Work to complete: Please copy each line of the listing that includes the string "Evaluator".

[[ Available data, beginning ]]

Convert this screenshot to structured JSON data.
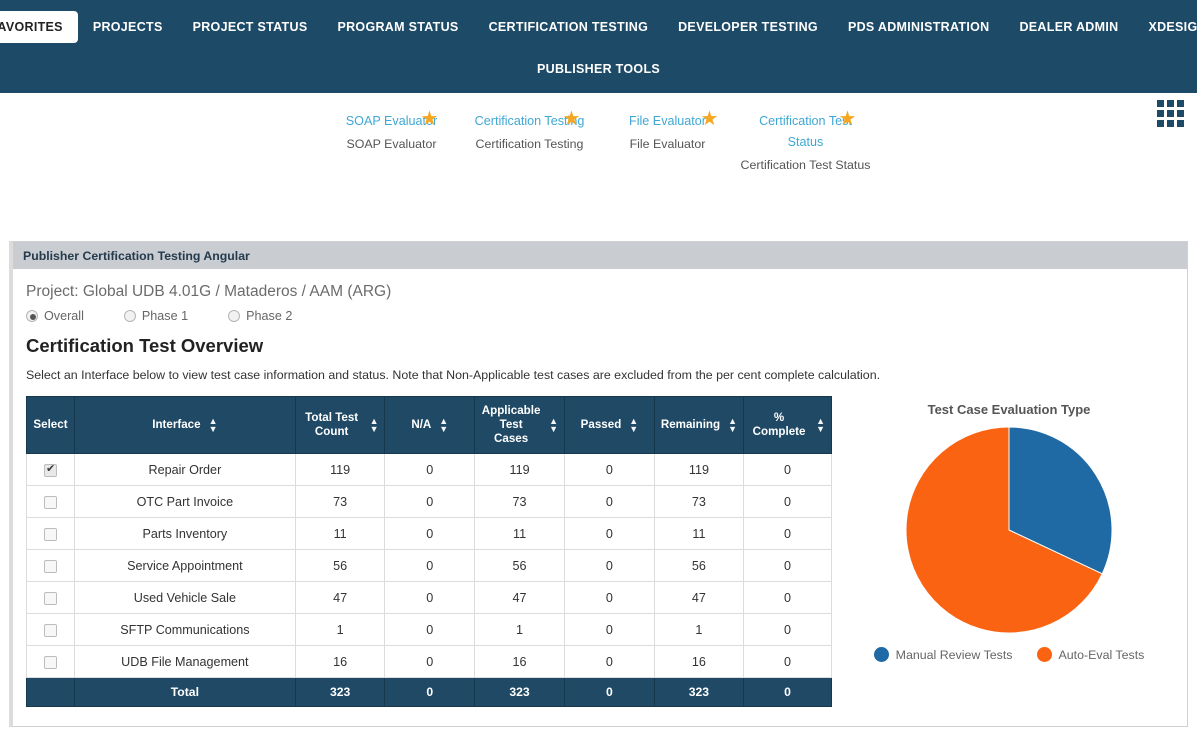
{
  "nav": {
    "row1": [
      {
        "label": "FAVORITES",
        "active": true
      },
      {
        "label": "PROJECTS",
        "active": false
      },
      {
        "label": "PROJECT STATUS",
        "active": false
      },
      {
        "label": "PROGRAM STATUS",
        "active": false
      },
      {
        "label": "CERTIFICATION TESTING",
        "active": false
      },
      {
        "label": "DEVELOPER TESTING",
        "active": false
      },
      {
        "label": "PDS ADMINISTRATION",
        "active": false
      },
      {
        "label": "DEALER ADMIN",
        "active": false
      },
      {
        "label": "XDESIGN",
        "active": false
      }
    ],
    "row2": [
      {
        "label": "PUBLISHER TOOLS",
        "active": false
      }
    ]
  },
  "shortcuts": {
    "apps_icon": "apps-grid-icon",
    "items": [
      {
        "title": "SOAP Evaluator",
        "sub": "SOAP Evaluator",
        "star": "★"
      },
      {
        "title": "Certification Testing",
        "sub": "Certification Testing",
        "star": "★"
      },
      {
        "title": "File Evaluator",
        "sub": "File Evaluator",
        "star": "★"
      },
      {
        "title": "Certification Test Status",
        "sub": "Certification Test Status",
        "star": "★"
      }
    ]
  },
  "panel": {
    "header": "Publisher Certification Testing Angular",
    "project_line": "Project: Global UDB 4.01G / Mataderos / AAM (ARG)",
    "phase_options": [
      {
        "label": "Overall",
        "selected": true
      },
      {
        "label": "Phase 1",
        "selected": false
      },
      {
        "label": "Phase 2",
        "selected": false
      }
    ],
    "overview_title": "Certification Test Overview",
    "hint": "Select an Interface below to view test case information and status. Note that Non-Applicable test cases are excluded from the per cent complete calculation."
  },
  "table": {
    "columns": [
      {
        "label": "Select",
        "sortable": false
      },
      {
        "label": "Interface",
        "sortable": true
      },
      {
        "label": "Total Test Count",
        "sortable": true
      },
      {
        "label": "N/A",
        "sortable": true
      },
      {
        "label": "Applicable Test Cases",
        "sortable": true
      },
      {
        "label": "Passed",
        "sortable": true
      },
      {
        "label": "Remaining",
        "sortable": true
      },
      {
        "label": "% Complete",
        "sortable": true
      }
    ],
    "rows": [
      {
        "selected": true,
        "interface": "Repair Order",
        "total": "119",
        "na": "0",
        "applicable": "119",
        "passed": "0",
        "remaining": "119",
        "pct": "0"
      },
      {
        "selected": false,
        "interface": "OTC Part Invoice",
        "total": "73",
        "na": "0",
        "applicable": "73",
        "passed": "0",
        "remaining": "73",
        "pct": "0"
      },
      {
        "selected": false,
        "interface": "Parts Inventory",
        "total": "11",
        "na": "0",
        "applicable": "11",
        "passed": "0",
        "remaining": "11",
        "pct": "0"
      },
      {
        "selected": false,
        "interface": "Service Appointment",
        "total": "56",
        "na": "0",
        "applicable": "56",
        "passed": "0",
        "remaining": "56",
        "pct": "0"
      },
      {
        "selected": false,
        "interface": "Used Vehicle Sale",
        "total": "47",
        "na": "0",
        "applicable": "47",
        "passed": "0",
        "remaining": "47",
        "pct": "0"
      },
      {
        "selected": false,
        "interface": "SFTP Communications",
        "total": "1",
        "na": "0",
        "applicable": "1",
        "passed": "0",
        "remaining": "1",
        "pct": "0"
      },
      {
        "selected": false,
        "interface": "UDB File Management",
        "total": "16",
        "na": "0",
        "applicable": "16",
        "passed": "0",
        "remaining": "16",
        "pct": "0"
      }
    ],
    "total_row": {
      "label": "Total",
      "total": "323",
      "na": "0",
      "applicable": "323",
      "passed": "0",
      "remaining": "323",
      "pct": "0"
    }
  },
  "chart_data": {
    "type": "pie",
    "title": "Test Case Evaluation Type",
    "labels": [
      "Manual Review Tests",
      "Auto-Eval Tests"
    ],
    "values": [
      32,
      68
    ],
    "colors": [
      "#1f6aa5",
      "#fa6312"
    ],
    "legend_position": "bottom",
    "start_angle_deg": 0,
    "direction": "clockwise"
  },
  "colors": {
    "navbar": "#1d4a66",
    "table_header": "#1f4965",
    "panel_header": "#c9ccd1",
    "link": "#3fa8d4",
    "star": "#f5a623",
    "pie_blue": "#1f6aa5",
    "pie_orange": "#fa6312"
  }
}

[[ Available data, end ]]

Answer for the task:
        "title": "SOAP Evaluator",
        "sub": "SOAP Evaluator",
        "title": "File Evaluator",
        "sub": "File Evaluator",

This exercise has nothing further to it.